Screening for prostate cancer

There is no national screening programme for prostate cancer in the UK. This is because there isn’t a reliable test that can pick up prostate cancer that needs treatment at an early stage.

Researchers have looked at the PSA test for prostate cancer screening in those without symptoms. But overall studies show that this only leads to a small reduction in the number of men dying from prostate cancer. Studies also show that some men are diagnosed with a prostate cancer that would not have caused problems or needed treatment.

Research continues to look at current tests and new tests as a way to screen for prostate cancer. 

What is cancer screening?

Screening means testing people for early stages of a cancer, or for early changes that could develop into cancer if left untreated. For screening to be useful the tests:

  • need to be reliable at picking up cancers that need treatment
  • overall must do more good than harm to people taking part
  • must be something that people are willing to do

Screening tests are not perfect and have some risks.
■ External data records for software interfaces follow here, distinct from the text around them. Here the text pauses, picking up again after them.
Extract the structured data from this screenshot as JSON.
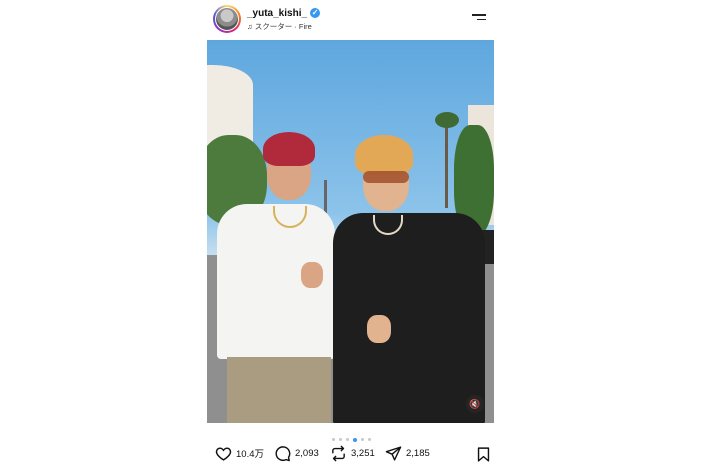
{
  "header": {
    "username": "_yuta_kishi_",
    "verified": true,
    "music_note_icon": "music-note-icon",
    "music": "スクーター · Fire"
  },
  "carousel": {
    "total_slides": 6,
    "active_slide": 4
  },
  "actions": {
    "likes": "10.4万",
    "comments": "2,093",
    "reposts": "3,251",
    "shares": "2,185"
  },
  "colors": {
    "verified_blue": "#3897f0",
    "active_dot": "#3897f0"
  }
}
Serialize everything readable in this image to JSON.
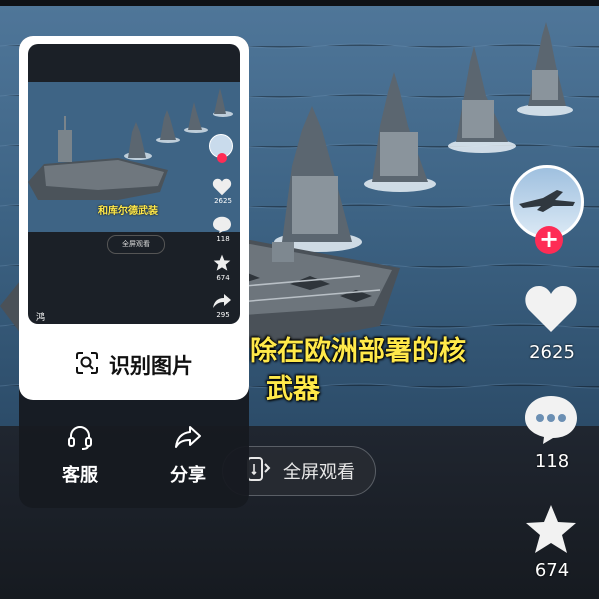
{
  "video": {
    "subtitle_line1": "除在欧洲部署的核",
    "subtitle_line2": "武器",
    "fullscreen_label": "全屏观看"
  },
  "rail": {
    "like_count": "2625",
    "comment_count": "118",
    "favorite_count": "674"
  },
  "popup": {
    "identify_label": "识别图片",
    "service_label": "客服",
    "share_label": "分享",
    "thumbnail": {
      "subtitle": "和库尔德武装",
      "fullscreen_label": "全屏观看",
      "like_count": "2625",
      "comment_count": "118",
      "favorite_count": "674",
      "share_count": "295",
      "handle_glyph": "鸿"
    }
  },
  "colors": {
    "subtitle": "#ffe94a",
    "follow_plus": "#fe2c55",
    "popup_bg": "#ffffff",
    "sea": "#3d6384"
  }
}
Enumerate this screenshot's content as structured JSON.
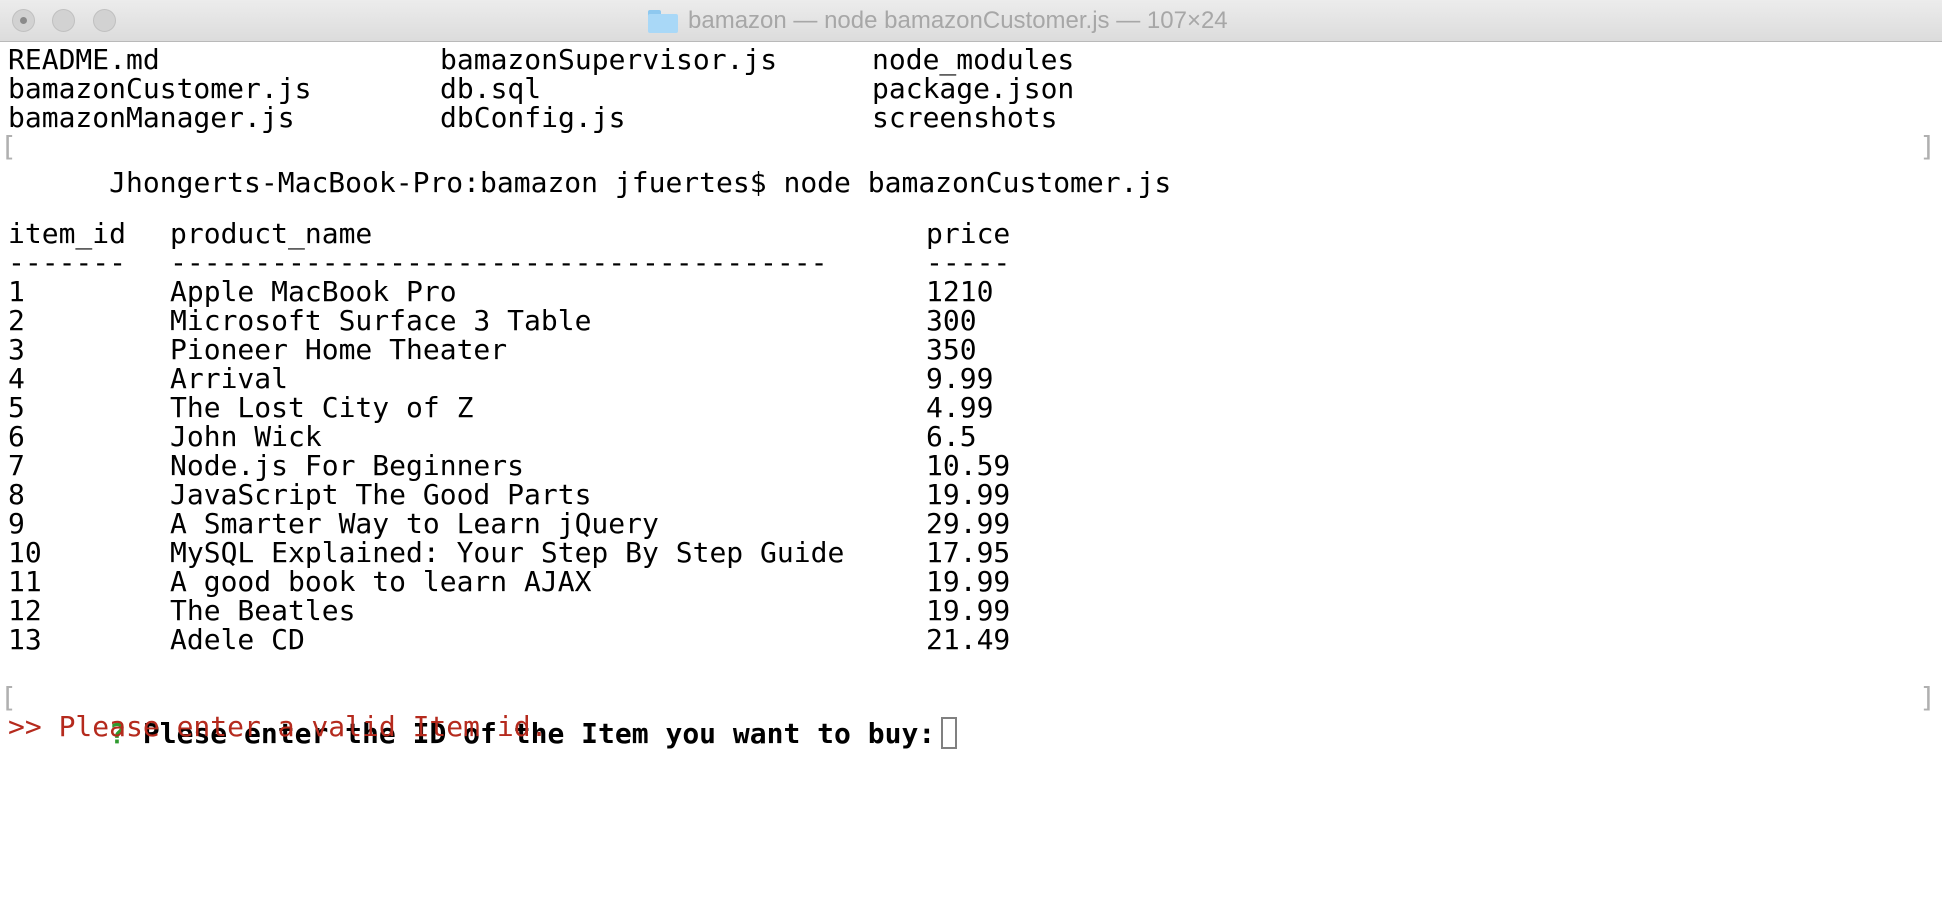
{
  "window": {
    "title": "bamazon — node bamazonCustomer.js — 107×24"
  },
  "ls": {
    "rows": [
      [
        "README.md",
        "bamazonSupervisor.js",
        "node_modules"
      ],
      [
        "bamazonCustomer.js",
        "db.sql",
        "package.json"
      ],
      [
        "bamazonManager.js",
        "dbConfig.js",
        "screenshots"
      ]
    ]
  },
  "command": {
    "prompt": "Jhongerts-MacBook-Pro:bamazon jfuertes$",
    "text": "node bamazonCustomer.js"
  },
  "table": {
    "headers": [
      "item_id",
      "product_name",
      "price"
    ],
    "separators": [
      "-------",
      "---------------------------------------",
      "-----"
    ],
    "rows": [
      [
        "1",
        "Apple MacBook Pro",
        "1210"
      ],
      [
        "2",
        "Microsoft Surface 3 Table",
        "300"
      ],
      [
        "3",
        "Pioneer Home Theater",
        "350"
      ],
      [
        "4",
        "Arrival",
        "9.99"
      ],
      [
        "5",
        "The Lost City of Z",
        "4.99"
      ],
      [
        "6",
        "John Wick",
        "6.5"
      ],
      [
        "7",
        "Node.js For Beginners",
        "10.59"
      ],
      [
        "8",
        "JavaScript The Good Parts",
        "19.99"
      ],
      [
        "9",
        "A Smarter Way to Learn jQuery",
        "29.99"
      ],
      [
        "10",
        "MySQL Explained: Your Step By Step Guide",
        "17.95"
      ],
      [
        "11",
        "A good book to learn AJAX",
        "19.99"
      ],
      [
        "12",
        "The Beatles",
        "19.99"
      ],
      [
        "13",
        "Adele CD",
        "21.49"
      ]
    ]
  },
  "question": {
    "mark": "?",
    "text": "Plese enter the ID of the Item you want to buy:",
    "value": ""
  },
  "error": {
    "text": ">> Please enter a valid Item id."
  },
  "colors": {
    "question_mark": "#2e9a2e",
    "error": "#b52a1d"
  }
}
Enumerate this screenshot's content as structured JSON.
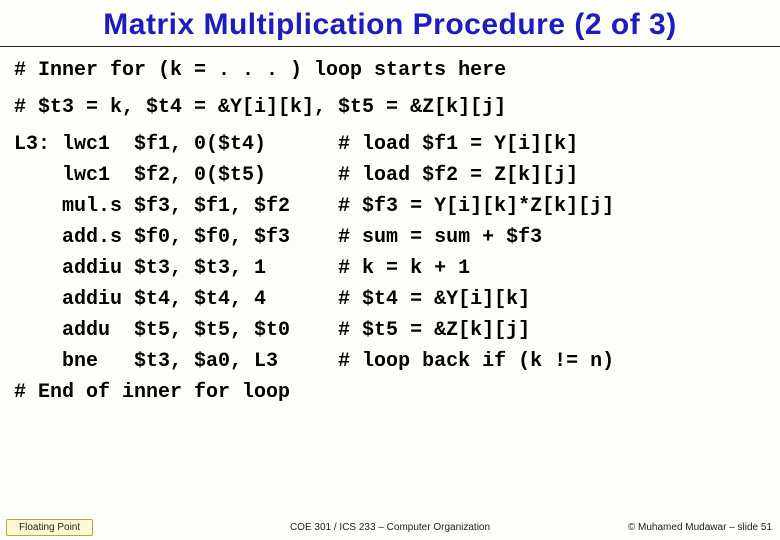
{
  "title": "Matrix Multiplication Procedure (2 of 3)",
  "lines": {
    "c1": "# Inner for (k = . . . ) loop starts here",
    "c2": "# $t3 = k, $t4 = &Y[i][k], $t5 = &Z[k][j]",
    "l1": "L3: lwc1  $f1, 0($t4)      # load $f1 = Y[i][k]",
    "l2": "    lwc1  $f2, 0($t5)      # load $f2 = Z[k][j]",
    "l3": "    mul.s $f3, $f1, $f2    # $f3 = Y[i][k]*Z[k][j]",
    "l4": "    add.s $f0, $f0, $f3    # sum = sum + $f3",
    "l5": "    addiu $t3, $t3, 1      # k = k + 1",
    "l6": "    addiu $t4, $t4, 4      # $t4 = &Y[i][k]",
    "l7": "    addu  $t5, $t5, $t0    # $t5 = &Z[k][j]",
    "l8": "    bne   $t3, $a0, L3     # loop back if (k != n)",
    "c3": "# End of inner for loop"
  },
  "footer": {
    "left": "Floating Point",
    "center": "COE 301 / ICS 233 – Computer Organization",
    "right": "© Muhamed Mudawar – slide 51"
  }
}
The screening programme should also be good value for money for the NHS.

Why there isn’t a screening programme for prostate cancer in the UK
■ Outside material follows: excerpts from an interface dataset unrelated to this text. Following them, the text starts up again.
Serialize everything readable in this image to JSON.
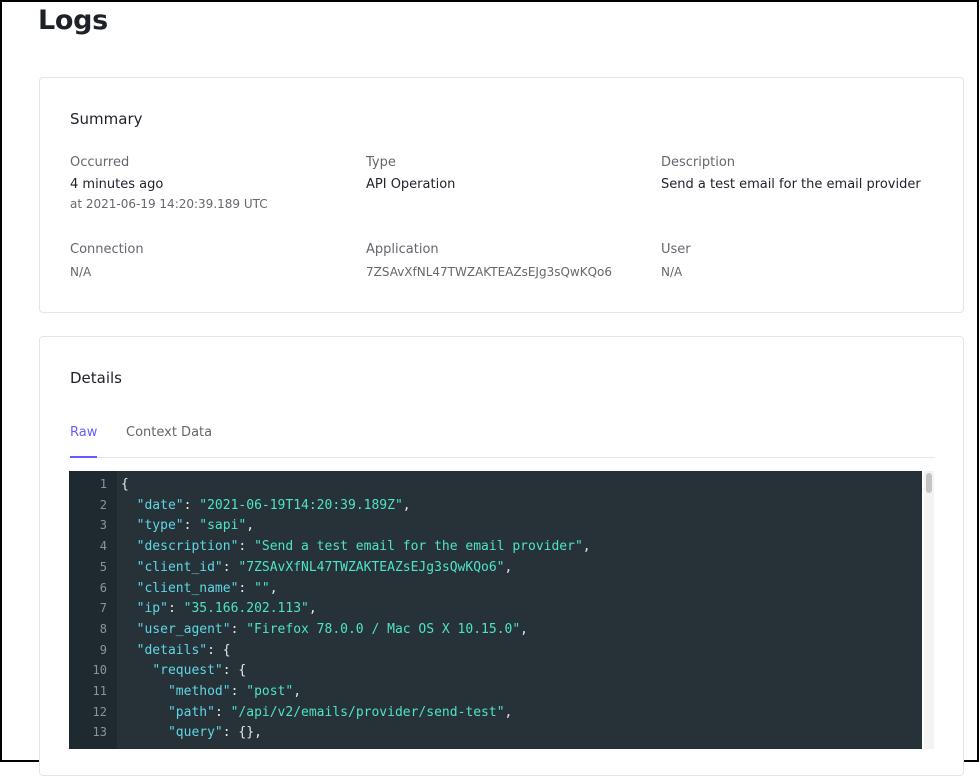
{
  "page": {
    "title": "Logs"
  },
  "summary": {
    "title": "Summary",
    "occurred": {
      "label": "Occurred",
      "value": "4 minutes ago",
      "sub": "at 2021-06-19 14:20:39.189 UTC"
    },
    "type": {
      "label": "Type",
      "value": "API Operation"
    },
    "description": {
      "label": "Description",
      "value": "Send a test email for the email provider"
    },
    "connection": {
      "label": "Connection",
      "value": "N/A"
    },
    "application": {
      "label": "Application",
      "value": "7ZSAvXfNL47TWZAKTEAZsEJg3sQwKQo6"
    },
    "user": {
      "label": "User",
      "value": "N/A"
    }
  },
  "details": {
    "title": "Details",
    "tabs": [
      {
        "label": "Raw",
        "active": true
      },
      {
        "label": "Context Data",
        "active": false
      }
    ],
    "code_lines": [
      {
        "n": "1",
        "tokens": [
          {
            "t": "p",
            "v": "{"
          }
        ]
      },
      {
        "n": "2",
        "tokens": [
          {
            "t": "p",
            "v": "  "
          },
          {
            "t": "k",
            "v": "\"date\""
          },
          {
            "t": "p",
            "v": ": "
          },
          {
            "t": "s",
            "v": "\"2021-06-19T14:20:39.189Z\""
          },
          {
            "t": "p",
            "v": ","
          }
        ]
      },
      {
        "n": "3",
        "tokens": [
          {
            "t": "p",
            "v": "  "
          },
          {
            "t": "k",
            "v": "\"type\""
          },
          {
            "t": "p",
            "v": ": "
          },
          {
            "t": "s",
            "v": "\"sapi\""
          },
          {
            "t": "p",
            "v": ","
          }
        ]
      },
      {
        "n": "4",
        "tokens": [
          {
            "t": "p",
            "v": "  "
          },
          {
            "t": "k",
            "v": "\"description\""
          },
          {
            "t": "p",
            "v": ": "
          },
          {
            "t": "s",
            "v": "\"Send a test email for the email provider\""
          },
          {
            "t": "p",
            "v": ","
          }
        ]
      },
      {
        "n": "5",
        "tokens": [
          {
            "t": "p",
            "v": "  "
          },
          {
            "t": "k",
            "v": "\"client_id\""
          },
          {
            "t": "p",
            "v": ": "
          },
          {
            "t": "s",
            "v": "\"7ZSAvXfNL47TWZAKTEAZsEJg3sQwKQo6\""
          },
          {
            "t": "p",
            "v": ","
          }
        ]
      },
      {
        "n": "6",
        "tokens": [
          {
            "t": "p",
            "v": "  "
          },
          {
            "t": "k",
            "v": "\"client_name\""
          },
          {
            "t": "p",
            "v": ": "
          },
          {
            "t": "s",
            "v": "\"\""
          },
          {
            "t": "p",
            "v": ","
          }
        ]
      },
      {
        "n": "7",
        "tokens": [
          {
            "t": "p",
            "v": "  "
          },
          {
            "t": "k",
            "v": "\"ip\""
          },
          {
            "t": "p",
            "v": ": "
          },
          {
            "t": "s",
            "v": "\"35.166.202.113\""
          },
          {
            "t": "p",
            "v": ","
          }
        ]
      },
      {
        "n": "8",
        "tokens": [
          {
            "t": "p",
            "v": "  "
          },
          {
            "t": "k",
            "v": "\"user_agent\""
          },
          {
            "t": "p",
            "v": ": "
          },
          {
            "t": "s",
            "v": "\"Firefox 78.0.0 / Mac OS X 10.15.0\""
          },
          {
            "t": "p",
            "v": ","
          }
        ]
      },
      {
        "n": "9",
        "tokens": [
          {
            "t": "p",
            "v": "  "
          },
          {
            "t": "k",
            "v": "\"details\""
          },
          {
            "t": "p",
            "v": ": {"
          }
        ]
      },
      {
        "n": "10",
        "tokens": [
          {
            "t": "p",
            "v": "    "
          },
          {
            "t": "k",
            "v": "\"request\""
          },
          {
            "t": "p",
            "v": ": {"
          }
        ]
      },
      {
        "n": "11",
        "tokens": [
          {
            "t": "p",
            "v": "      "
          },
          {
            "t": "k",
            "v": "\"method\""
          },
          {
            "t": "p",
            "v": ": "
          },
          {
            "t": "s",
            "v": "\"post\""
          },
          {
            "t": "p",
            "v": ","
          }
        ]
      },
      {
        "n": "12",
        "tokens": [
          {
            "t": "p",
            "v": "      "
          },
          {
            "t": "k",
            "v": "\"path\""
          },
          {
            "t": "p",
            "v": ": "
          },
          {
            "t": "s",
            "v": "\"/api/v2/emails/provider/send-test\""
          },
          {
            "t": "p",
            "v": ","
          }
        ]
      },
      {
        "n": "13",
        "tokens": [
          {
            "t": "p",
            "v": "      "
          },
          {
            "t": "k",
            "v": "\"query\""
          },
          {
            "t": "p",
            "v": ": {},"
          }
        ]
      }
    ]
  },
  "colors": {
    "accent": "#635dff",
    "code_background": "#263238",
    "code_key": "#5fd7e6",
    "code_string": "#4fe3c7"
  }
}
The UK National Screening Committee doesn’t currently recommend screening for prostate cancer. This is because the PSA test is not reliable enough to detect prostate cancer that needs treatment.

What is the PSA test?

PSA stands for prostate specific antigen. It’s a protein made by both normal and cancerous prostate cells. It's normal for all men to have some PSA in their blood.

A high level of PSA can be a sign of prostate cancer. But your PSA level can also be raised because of other conditions that aren't cancer. This includes:

  • a urine infection

  • a benign enlarged prostate

The PSA test can also miss some prostate cancers. Research has shown that 1 in 7 men with a normal PSA level have prostate cancer. And that 1 in 50 men with a normal PSA level have a fast growing prostate cancer.

Because of this, the PSA test on its own is not recommended as a screening test for prostate cancer. But men over 50 can usually ask their GP for a PSA blood test if they want. Your GP will explain the potential benefits and risks of having a PSA test.  

Understanding your PSA test results

PSA is usually measured in nanograms per millilitre of blood (ng/mL). There is no one PSA value that is considered normal. The value varies from man to man and increases as you get older. Most men have a PSA level of less than 3ng/ml. 

Your GP or specialist may suggest further tests if your PSA level is higher than would be expected for someone of your age. Talk to your doctor about your PSA level and what this means for you.

Research into prostate cancer screening

Research is ongoing to find other prostate cancer screening tests and ways to improve the current test. This includes:

  • new blood and urine tests
  • a combination of a blood test and other information such as age and family history
  • MRI and other types of scans

More research is needed to find out whether these tests are reliable enough to detect prostate cancer.

What to do if you think you are at higher risk of prostate cancer

Speak to your GP if you think you are at higher risk of prostate cancer. For example if you:

  • are a Black male or a Black person who has a prostate
  • have a close relative, such as brother or father, who has prostate cancer
  • have inherited certain genes which can increase the risk of prostate cancer

The risk of prostate cancer also increases as men get older.

The evidence so far suggests that routinely screening people who have a high risk of prostate cancer doesn’t help prevent deaths. In fact, it might lead to men having treatment for prostate cancer even though that cancer wouldn’t have caused any problems or symptoms.

What to do if you are worried about prostate cancer

Talk to your GP if you're worried about prostate cancer. Or if you have urinary symptoms such as difficulty passing urine. The symptoms don't mean that you have prostate cancer, but it is important to get them checked.  

  • Adult screening programme – Prostate cancer
    UK National Screening Committee, Last accessed March 2022

  • Screening for prostate cancer. External review against programme appraisal criteria for the UK National Screening Committee
    UK National Screening Committee, October 2020

  • Prostate cancer: ESMO clinical practice guidelines for diagnosis, treatment and follow up
    C Parker and others
    Annals of Oncology, 2020. Vol 31, Issue 9. Pages 1119-1134

  • Relative risk of prostate cancer for men with affected relatives: systematic review and meta-analysis
    D W Bruner and others
    International Journal of cancer, 2003. Vol 107, Issue 5. Pages 797-803

  • Cancer Risks Associated with BRCA1 and BRCA2 pathogenic variants
    Li Shuai and others
    Journal of Clinical Oncology, 2022 (published online). Last accessed March 2022

  • The information on this page is based on literature searches and specialist checking. We used many references and there are too many to list here. Please contact with details of the particular issue you are interested in if you need additional references for this information.

Last reviewed: 
26 Apr 2022
Next review due: 
26 Apr 2025

Related links